The only advantage
which [Adam] Smith proposes by substituting
paper in the room of gold and silver
money, B. 2. c. 2. 434, is “to replace an expensive
instrument with one much less costly,
and sometimes equally convenient”; that is
to say, page 437, “to allow the gold and silver
to be sent abroad and converted into
foreign goods”, and to substitute paper as
being a cheaper measure. But this makes no
addition to the stock or capital of the nation.
The coin sent was worth as much, while
in the country, as the goods imported and
taking its place. It is only, then, a change of
form in a part of the national capital, from
that of gold and silver to other goods. He

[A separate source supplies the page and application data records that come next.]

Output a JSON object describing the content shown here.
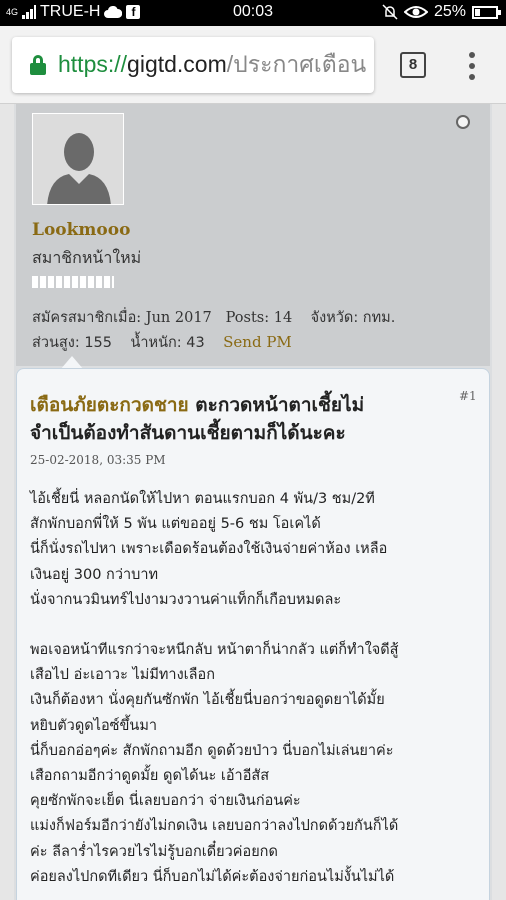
{
  "status_bar": {
    "signal_label": "4G",
    "carrier": "TRUE-H",
    "time": "00:03",
    "battery_percent": "25%",
    "battery_level": 0.25,
    "icons": [
      "signal-icon",
      "cloud-icon",
      "facebook-icon",
      "mute-bell-icon",
      "eye-icon",
      "battery-icon"
    ]
  },
  "browser": {
    "url_scheme": "https://",
    "url_host": "gigtd.com",
    "url_path": "/ประกาศเตือน",
    "tab_count": "8",
    "accent_color": "#1e8e3e"
  },
  "profile": {
    "username": "Lookmooo",
    "rank": "สมาชิกหน้าใหม่",
    "joined": "สมัครสมาชิกเมื่อ: Jun 2017",
    "posts": "Posts: 14",
    "province": "จังหวัด: กทม.",
    "height": "ส่วนสูง: 155",
    "weight": "น้ำหนัก: 43",
    "send_pm": "Send PM",
    "name_color": "#8a6a14"
  },
  "post": {
    "number": "#1",
    "title_prefix": "เตือนภัยตะกวดชาย",
    "title_line1": " ตะกวดหน้าตาเชี้ยไม่",
    "title_line2": "จำเป็นต้องทำสันดานเชี้ยตามก็ได้นะคะ",
    "date": "25-02-2018, 03:35 PM",
    "paragraphs": [
      [
        "ไอ้เชี้ยนี่ หลอกนัดให้ไปหา ตอนแรกบอก 4 พัน/3 ชม/2ที",
        "สักพักบอกพี่ให้ 5 พัน แต่ขออยู่ 5-6 ชม โอเคได้",
        "นี่ก็นั่งรถไปหา เพราะเดือดร้อนต้องใช้เงินจ่ายค่าห้อง เหลือ",
        "เงินอยู่ 300 กว่าบาท",
        "นั่งจากนวมินทร์ไปงามวงวานค่าแท็กก็เกือบหมดละ"
      ],
      [
        "พอเจอหน้าทีแรกว่าจะหนีกลับ หน้าตาก็น่ากลัว แต่ก็ทำใจดีสู้",
        "เสือไป อ่ะเอาวะ ไม่มีทางเลือก",
        "เงินก็ต้องหา นั่งคุยกันซักพัก ไอ้เชี้ยนี่บอกว่าขอดูดยาได้มั้ย",
        "หยิบตัวดูดไอซ์ขึ้นมา",
        "นี่ก็บอกอ่อๆค่ะ สักพักถามอีก ดูดด้วยป่าว นี่บอกไม่เล่นยาค่ะ",
        "เสือกถามอีกว่าดูดมั้ย ดูดได้นะ เอ้าอีสัส",
        "คุยซักพักจะเย็ด นี่เลยบอกว่า จ่ายเงินก่อนค่ะ",
        "แม่งก็ฟอร์มอีกว่ายังไม่กดเงิน เลยบอกว่าลงไปกดด้วยกันก็ได้",
        "ค่ะ ลีลาร่ำไรควยไรไม่รู้บอกเดี๋ยวค่อยกด",
        "ค่อยลงไปกดทีเดียว นี่ก็บอกไม่ได้ค่ะต้องจ่ายก่อนไม่งั้นไม่ได้"
      ]
    ]
  }
}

admits, too, that while a part of the goods
received in exchange for the coin exported
may be materials, tools and provisions for the
employment of an additional industry, a part,
also, may be taken back in foreign wines,
silks, &c., to be consumed by idle people who
produce nothing; and so far the substitution
promotes prodigality, increases expense and
corruption, without increasing production.
So far also, then, it lessens the capital of the
nation. What may be the amount which the
conversion of the part exchanged for productive
goods may add to the former productive
mass, it is not easy to ascertain, because,
as he says, page 441, “it is impossible to determine
what is the proportion which the circulating
money of any country bears to the
whole value of the annual produce. It has
been computed by different authors, from a
fifth to a thirtieth of that value”. In the
United States it must be less than in any
other part of the commercial world; because
the great mass of their inhabitants being in
responsible circumstances, the great mass of
their exchanges in the country is effected on
credit, in their merchants' ledger, who supplies
all their wants through the year, and at
the end of it receives the produce of their
farms, or other articles of their industry. It
is a fact that a farmer with a revenue of ten
thousand dollars a year, may obtain all his
supplies from his merchant, and liquidate
them at the end of the year by the sale of his
produce to him, without the intervention of
a single dollar of cash. This, then, is merely
barter, and in this way of barter a great
portion of the annual produce of the United
States is exchanged without the intermediation
of cash. We might safely, then, state
our medium at the minimum of one-thirtieth.—
To J. W. Eppes. Washington ed. vi, 234. Ford ed., ix, 407.
(M. Nov. 1813)